The church I currently serve celebrates the Lord’s Supper four times a year. I have been allowed to include this act of remembrance also during Tenebrae and on Christmas Eve when we celebrate the Supper by intinction rather than the traditional method of serving by the passing of small cups of juice and small pieces of bread. I wish it could be included more often in our worship practice.
In the church I now serve, the Lord’s Supper is considered an ordinance rather than a sacrament. In my own theological journey I have come to embrace the concept of a sacrament. I also would prefer to call this act of grace communion rather than just the title of the Lord’s Supper.
The church needs deeper communion with God. Communion is more than just a symbolic act. Communion is an intentional intimacy. The Scripture tells us how Jesus brought his disciples together on the eve before his crucifixion to prepare them. It was a time to celebrate what had already been done and what He was about to do. It was a time of expressing love. It was a time for embracing commitment. It would be a continuing reminder of their need to have faith and to trust what our Lord had told them, even in the midst of tests and trials. It is this continuing reminder we find ongoing grace. It is in communion we are bound to the reality of our Lord’s actions and the promises which we share because of them.
So much of what is passed off as worship today is an opiate for intimacy. It makes the observer feel religious while being entertained and serviced. Worship is now crafted for the consumer and what is being consumed is a conditional sense of belonging and a convenient, though shallow, partial clone of what true communion was intended to be. However, I still believe the desire of God for intimacy with his creation can overcome this most recent trial his children face.

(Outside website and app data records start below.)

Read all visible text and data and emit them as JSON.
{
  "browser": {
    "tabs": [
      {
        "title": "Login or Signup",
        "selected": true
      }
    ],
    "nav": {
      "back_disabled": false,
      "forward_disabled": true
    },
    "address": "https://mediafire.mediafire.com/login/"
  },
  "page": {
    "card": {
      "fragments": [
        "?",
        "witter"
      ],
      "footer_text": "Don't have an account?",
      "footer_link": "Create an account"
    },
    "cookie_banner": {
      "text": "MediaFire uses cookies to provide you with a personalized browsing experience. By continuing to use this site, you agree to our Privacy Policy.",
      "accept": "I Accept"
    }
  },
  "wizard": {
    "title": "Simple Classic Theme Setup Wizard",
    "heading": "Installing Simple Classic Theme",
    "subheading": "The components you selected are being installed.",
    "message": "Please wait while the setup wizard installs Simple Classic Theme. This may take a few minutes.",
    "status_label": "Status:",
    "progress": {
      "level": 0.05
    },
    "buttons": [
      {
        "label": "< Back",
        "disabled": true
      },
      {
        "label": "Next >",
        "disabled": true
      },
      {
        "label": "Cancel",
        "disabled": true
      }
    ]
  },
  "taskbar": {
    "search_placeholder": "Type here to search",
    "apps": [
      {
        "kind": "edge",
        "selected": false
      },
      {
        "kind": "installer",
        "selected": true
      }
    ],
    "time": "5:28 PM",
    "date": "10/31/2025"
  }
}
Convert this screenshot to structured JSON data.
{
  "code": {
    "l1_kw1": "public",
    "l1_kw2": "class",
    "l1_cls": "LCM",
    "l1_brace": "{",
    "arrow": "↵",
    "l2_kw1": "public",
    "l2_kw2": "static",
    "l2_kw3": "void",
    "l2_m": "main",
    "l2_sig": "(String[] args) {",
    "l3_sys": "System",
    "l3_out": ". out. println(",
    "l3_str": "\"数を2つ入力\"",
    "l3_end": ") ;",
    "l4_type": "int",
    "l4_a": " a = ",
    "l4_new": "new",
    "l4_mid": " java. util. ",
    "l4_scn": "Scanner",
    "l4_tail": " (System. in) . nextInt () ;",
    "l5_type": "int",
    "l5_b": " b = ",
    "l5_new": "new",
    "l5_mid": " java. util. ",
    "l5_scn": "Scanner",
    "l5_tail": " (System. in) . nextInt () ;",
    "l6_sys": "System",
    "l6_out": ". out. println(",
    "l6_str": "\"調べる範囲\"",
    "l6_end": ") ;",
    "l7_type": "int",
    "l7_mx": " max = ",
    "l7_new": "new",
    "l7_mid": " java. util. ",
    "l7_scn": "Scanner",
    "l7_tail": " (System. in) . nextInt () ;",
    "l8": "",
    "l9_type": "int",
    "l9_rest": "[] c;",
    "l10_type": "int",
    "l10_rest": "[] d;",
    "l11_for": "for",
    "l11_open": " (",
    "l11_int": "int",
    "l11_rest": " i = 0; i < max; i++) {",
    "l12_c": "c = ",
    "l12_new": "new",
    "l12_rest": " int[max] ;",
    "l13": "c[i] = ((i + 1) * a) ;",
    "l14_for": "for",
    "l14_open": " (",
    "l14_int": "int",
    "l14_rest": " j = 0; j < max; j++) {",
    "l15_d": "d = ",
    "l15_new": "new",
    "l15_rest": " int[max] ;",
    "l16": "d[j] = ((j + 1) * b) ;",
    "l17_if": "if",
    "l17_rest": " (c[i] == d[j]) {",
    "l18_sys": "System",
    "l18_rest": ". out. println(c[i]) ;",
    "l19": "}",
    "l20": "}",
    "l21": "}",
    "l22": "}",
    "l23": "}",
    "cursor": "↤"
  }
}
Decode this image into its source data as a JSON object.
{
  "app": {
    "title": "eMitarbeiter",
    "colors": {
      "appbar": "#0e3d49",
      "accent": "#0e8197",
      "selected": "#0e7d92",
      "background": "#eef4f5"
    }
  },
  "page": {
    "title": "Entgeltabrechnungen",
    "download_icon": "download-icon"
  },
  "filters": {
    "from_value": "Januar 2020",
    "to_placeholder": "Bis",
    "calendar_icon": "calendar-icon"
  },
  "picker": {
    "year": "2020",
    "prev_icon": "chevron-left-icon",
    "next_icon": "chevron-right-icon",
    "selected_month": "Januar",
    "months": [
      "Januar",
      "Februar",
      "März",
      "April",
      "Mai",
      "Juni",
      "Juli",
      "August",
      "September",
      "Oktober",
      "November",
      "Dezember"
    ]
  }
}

I believe the hunger of our hearts for authenticity and intimacy will lead worshipers back to the intentional devotional that sacramental communion was intended to create.